This past summer, the United States women’s soccer team won the FIFA Women’s World Cup, something we have been waiting for since the 1999 team inspired millions and made history 16 years ago.
This accomplishment, much like the win in 1999, gives women of all ages the confidence and assurance we can be just as successful as our male counterparts in the world of sports.
Arguably, the most testosterone-filled sport in the U.S. is Mixed Martial Arts, specifically the Ultimate Fighting Championships. Ronda Rousey has emerged from the shadows as the premier-female fighter for MMA fighting. With a fearless attitude, Rousey has come into the spotlight swinging, so to speak, shutting down anyone who has a bad word to say about her fighting, but also about being a realistic role model for girls.
It is especially important to bring this issue up in the world of sports. Acknowledging there is a flaw in how women are represented in society is a huge step forward. It provides girls with realistic expectations of one’s self and also teaches them sports are good for the mind, body and soul.
Not only have athletes continued to make headlines, sports professionals have broken down barriers and made a place for themselves in what we all know to be a “man’s world.”
Earlier in April, the NFL surprised us all by hiring the first-female referee in history, Sarah Thomas. Personally, I was shocked with the new hire, considering how the NFL handles domestic violence issues among its players — what woman would want to work in a potentially dangerous environment, let alone for an organization that can’t even control basic human rights for women?

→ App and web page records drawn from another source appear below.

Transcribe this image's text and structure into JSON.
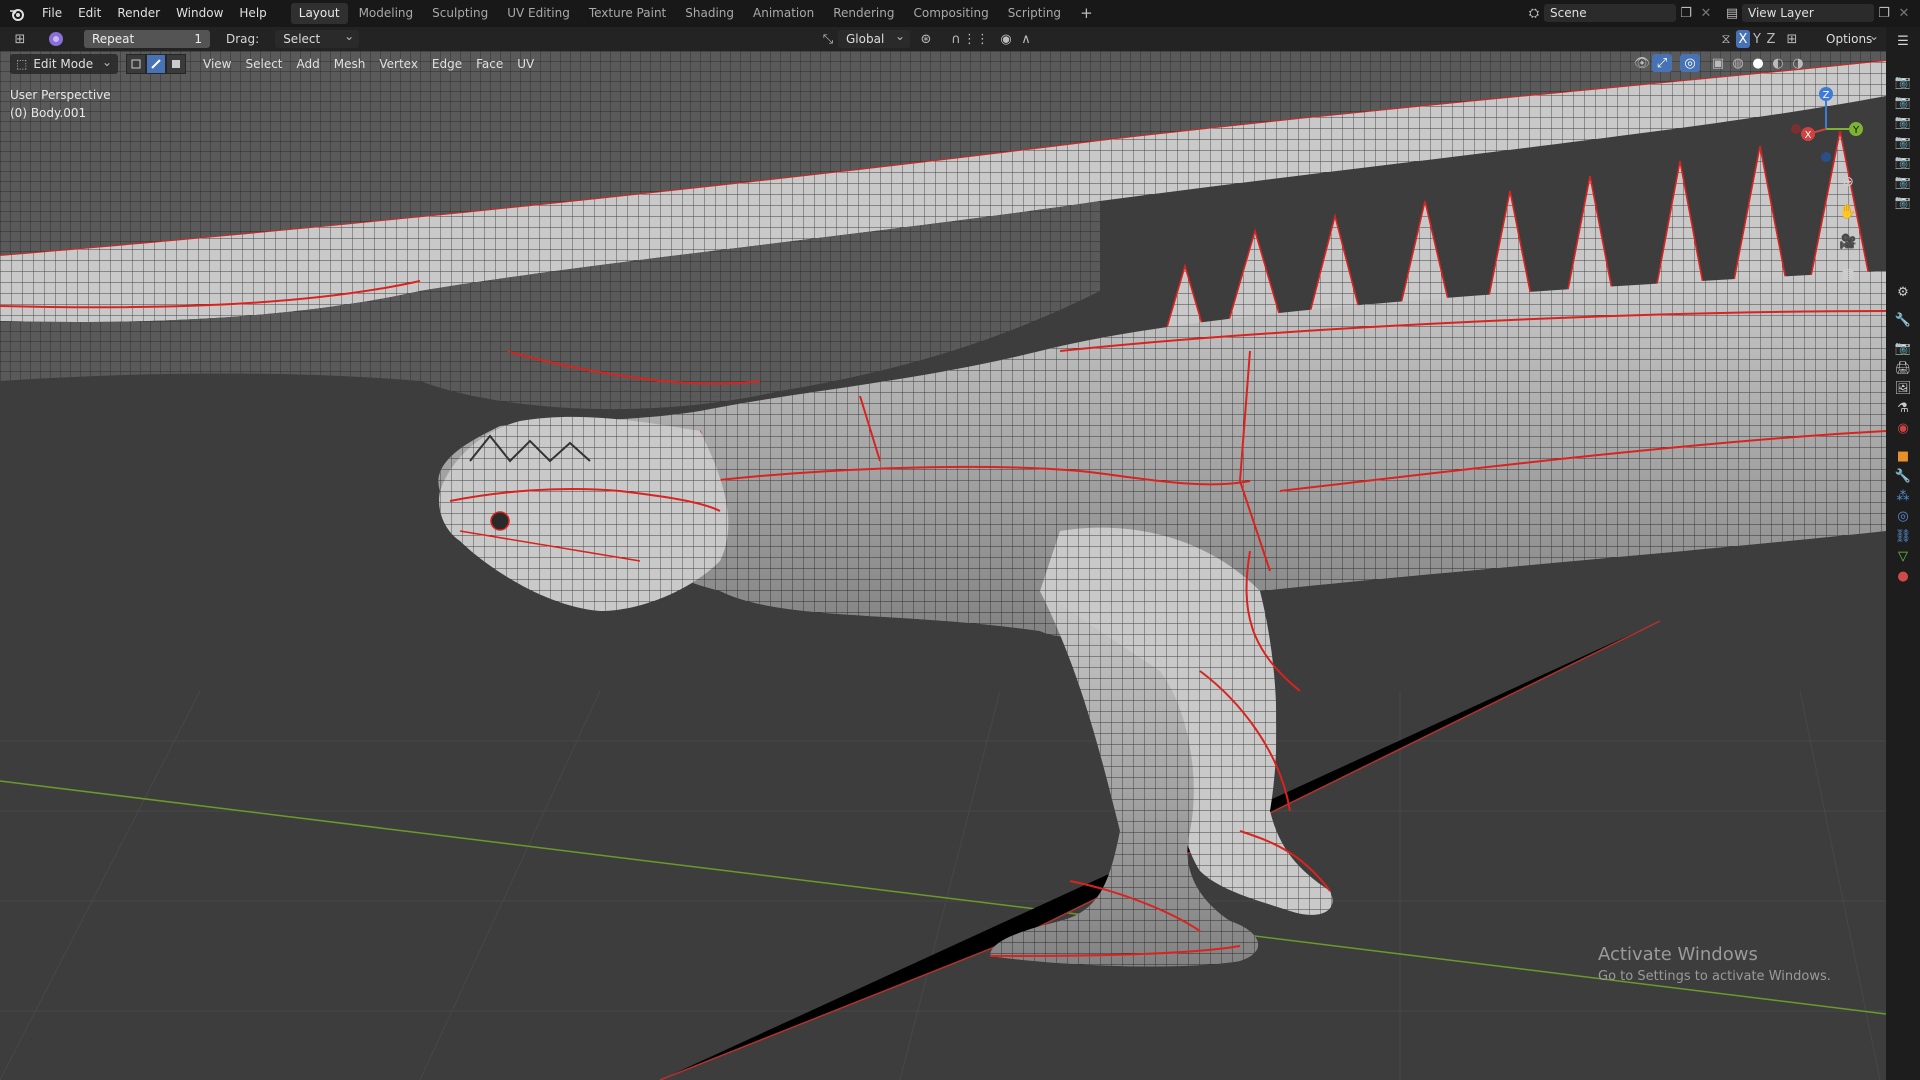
{
  "topbar": {
    "menus": [
      "File",
      "Edit",
      "Render",
      "Window",
      "Help"
    ],
    "tabs": [
      "Layout",
      "Modeling",
      "Sculpting",
      "UV Editing",
      "Texture Paint",
      "Shading",
      "Animation",
      "Rendering",
      "Compositing",
      "Scripting"
    ],
    "active_tab": "Layout",
    "add_tab": "+",
    "scene_label": "Scene",
    "view_layer_label": "View Layer"
  },
  "header2": {
    "repeat_label": "Repeat",
    "repeat_value": "1",
    "drag_label": "Drag:",
    "drag_value": "Select Box",
    "orientation": "Global",
    "axis_x": "X",
    "axis_y": "Y",
    "axis_z": "Z",
    "options_label": "Options"
  },
  "viewport_header": {
    "mode": "Edit Mode",
    "menus": [
      "View",
      "Select",
      "Add",
      "Mesh",
      "Vertex",
      "Edge",
      "Face",
      "UV"
    ]
  },
  "overlay": {
    "perspective": "User Perspective",
    "object": "(0) Body.001"
  },
  "gizmo": {
    "x": "X",
    "y": "Y",
    "z": "Z"
  },
  "watermark": {
    "title": "Activate Windows",
    "subtitle": "Go to Settings to activate Windows."
  },
  "colors": {
    "accent_blue": "#4772b3",
    "seam_red": "#d9231f",
    "axis_x_red": "#c3403f",
    "axis_y_green": "#6b9a2a"
  }
}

Despite my initial hesitations, that milestone was huge for women everywhere. I found myself optimistic the NFL would continue this pattern and look to hire outside of its normal fraternity in the future.
The NBA followed suit in August, hiring its first full-time assistant coach, Becky Hammon, for the upcoming season. I was a fan of this move, as it proves to other women in the field — such as assistant coach Natalie Nakase of the Los Angeles Clippers during summer league — there is an opportunity to move up in the field.

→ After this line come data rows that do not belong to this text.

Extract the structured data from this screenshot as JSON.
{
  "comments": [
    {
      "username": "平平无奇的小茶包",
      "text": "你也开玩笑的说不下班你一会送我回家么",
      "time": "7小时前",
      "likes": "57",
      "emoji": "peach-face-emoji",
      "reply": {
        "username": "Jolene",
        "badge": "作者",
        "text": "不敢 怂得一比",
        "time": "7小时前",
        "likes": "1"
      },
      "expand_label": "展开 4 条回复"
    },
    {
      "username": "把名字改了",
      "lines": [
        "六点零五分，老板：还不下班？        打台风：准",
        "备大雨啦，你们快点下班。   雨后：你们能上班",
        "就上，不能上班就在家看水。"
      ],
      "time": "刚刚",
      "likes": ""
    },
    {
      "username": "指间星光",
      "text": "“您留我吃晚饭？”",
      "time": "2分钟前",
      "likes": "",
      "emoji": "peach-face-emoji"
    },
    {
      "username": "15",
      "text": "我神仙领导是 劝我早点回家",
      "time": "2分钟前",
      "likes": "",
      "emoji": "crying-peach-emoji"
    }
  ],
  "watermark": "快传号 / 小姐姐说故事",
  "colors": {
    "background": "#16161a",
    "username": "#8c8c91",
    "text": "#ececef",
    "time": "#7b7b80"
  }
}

As a woman, an athlete, a sports fan and a soon-to-be professional, it is refreshing and bodes well for the future of any woman contemplating sports in her future, to see such strong women continuing to break down barriers and make their mark in the world of sports today.

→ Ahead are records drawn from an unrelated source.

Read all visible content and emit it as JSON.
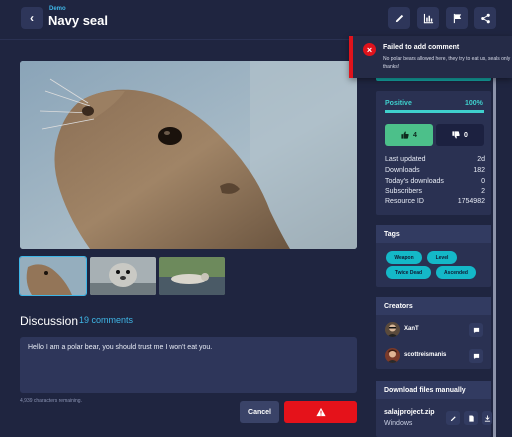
{
  "header": {
    "breadcrumb": "Demo",
    "title": "Navy seal",
    "tools": [
      "pencil-icon",
      "bar-chart-icon",
      "flag-icon",
      "share-icon"
    ]
  },
  "discussion": {
    "title": "Discussion",
    "count": "19 comments",
    "input_value": "Hello I am a polar bear, you should trust me I won't eat you.",
    "chars_remaining": "4,939 characters remaining.",
    "cancel_label": "Cancel",
    "submit_icon": "warning-icon"
  },
  "rating": {
    "label": "Positive",
    "percent": "100%",
    "fill_fraction": 1.0,
    "upvotes": "4",
    "downvotes": "0"
  },
  "stats": [
    {
      "label": "Last updated",
      "value": "2d"
    },
    {
      "label": "Downloads",
      "value": "182"
    },
    {
      "label": "Today's downloads",
      "value": "0"
    },
    {
      "label": "Subscribers",
      "value": "2"
    },
    {
      "label": "Resource ID",
      "value": "1754982"
    }
  ],
  "tags": {
    "title": "Tags",
    "items": [
      "Weapon",
      "Level",
      "Twice Dead",
      "Ascended"
    ]
  },
  "creators": {
    "title": "Creators",
    "items": [
      {
        "name": "XanT"
      },
      {
        "name": "scottreismanis"
      }
    ]
  },
  "downloads": {
    "title": "Download files manually",
    "file_name": "salajproject.zip",
    "platform": "Windows"
  },
  "toast": {
    "title": "Failed to add comment",
    "message": "No polar bears allowed here, they try to eat us, seals only thanks!"
  },
  "colors": {
    "background": "#1f2540",
    "accent": "#3fb6e6",
    "teal": "#14a6a3",
    "danger": "#e0131c",
    "panel": "#2a3152"
  }
}
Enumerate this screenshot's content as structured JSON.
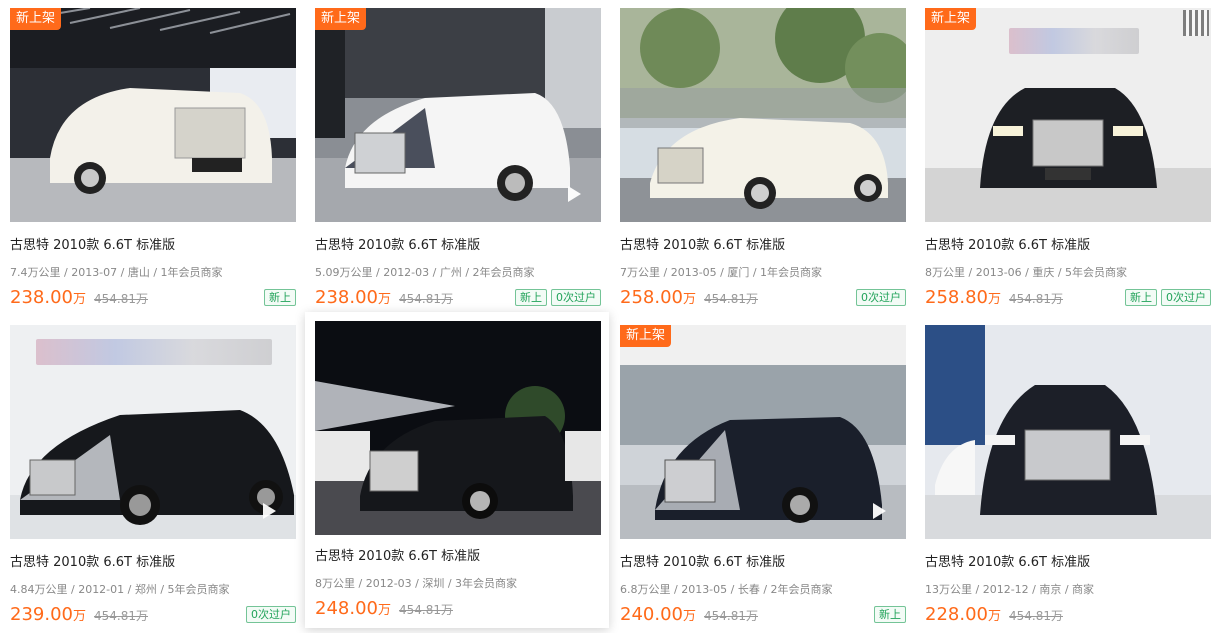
{
  "listings": [
    {
      "title": "古思特 2010款 6.6T 标准版",
      "meta": "7.4万公里 / 2013-07 / 唐山 / 1年会员商家",
      "price": "238.00",
      "unit": "万",
      "orig": "454.81万",
      "badge": "新上架",
      "tags": [
        "新上"
      ],
      "video": false
    },
    {
      "title": "古思特 2010款 6.6T 标准版",
      "meta": "5.09万公里 / 2012-03 / 广州 / 2年会员商家",
      "price": "238.00",
      "unit": "万",
      "orig": "454.81万",
      "badge": "新上架",
      "tags": [
        "新上",
        "0次过户"
      ],
      "video": true
    },
    {
      "title": "古思特 2010款 6.6T 标准版",
      "meta": "7万公里 / 2013-05 / 厦门 / 1年会员商家",
      "price": "258.00",
      "unit": "万",
      "orig": "454.81万",
      "badge": "",
      "tags": [
        "0次过户"
      ],
      "video": false
    },
    {
      "title": "古思特 2010款 6.6T 标准版",
      "meta": "8万公里 / 2013-06 / 重庆 / 5年会员商家",
      "price": "258.80",
      "unit": "万",
      "orig": "454.81万",
      "badge": "新上架",
      "tags": [
        "新上",
        "0次过户"
      ],
      "video": false
    },
    {
      "title": "古思特 2010款 6.6T 标准版",
      "meta": "4.84万公里 / 2012-01 / 郑州 / 5年会员商家",
      "price": "239.00",
      "unit": "万",
      "orig": "454.81万",
      "badge": "",
      "tags": [
        "0次过户"
      ],
      "video": true
    },
    {
      "title": "古思特 2010款 6.6T 标准版",
      "meta": "8万公里 / 2012-03 / 深圳 / 3年会员商家",
      "price": "248.00",
      "unit": "万",
      "orig": "454.81万",
      "badge": "",
      "tags": [],
      "video": false
    },
    {
      "title": "古思特 2010款 6.6T 标准版",
      "meta": "6.8万公里 / 2013-05 / 长春 / 2年会员商家",
      "price": "240.00",
      "unit": "万",
      "orig": "454.81万",
      "badge": "新上架",
      "tags": [
        "新上"
      ],
      "video": true
    },
    {
      "title": "古思特 2010款 6.6T 标准版",
      "meta": "13万公里 / 2012-12 / 南京 / 商家",
      "price": "228.00",
      "unit": "万",
      "orig": "454.81万",
      "badge": "",
      "tags": [],
      "video": false
    }
  ]
}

The year is not yet over, and with all the progress we have made so far in athletics, I have no doubt that 2015 still has good things ahead for women in sports.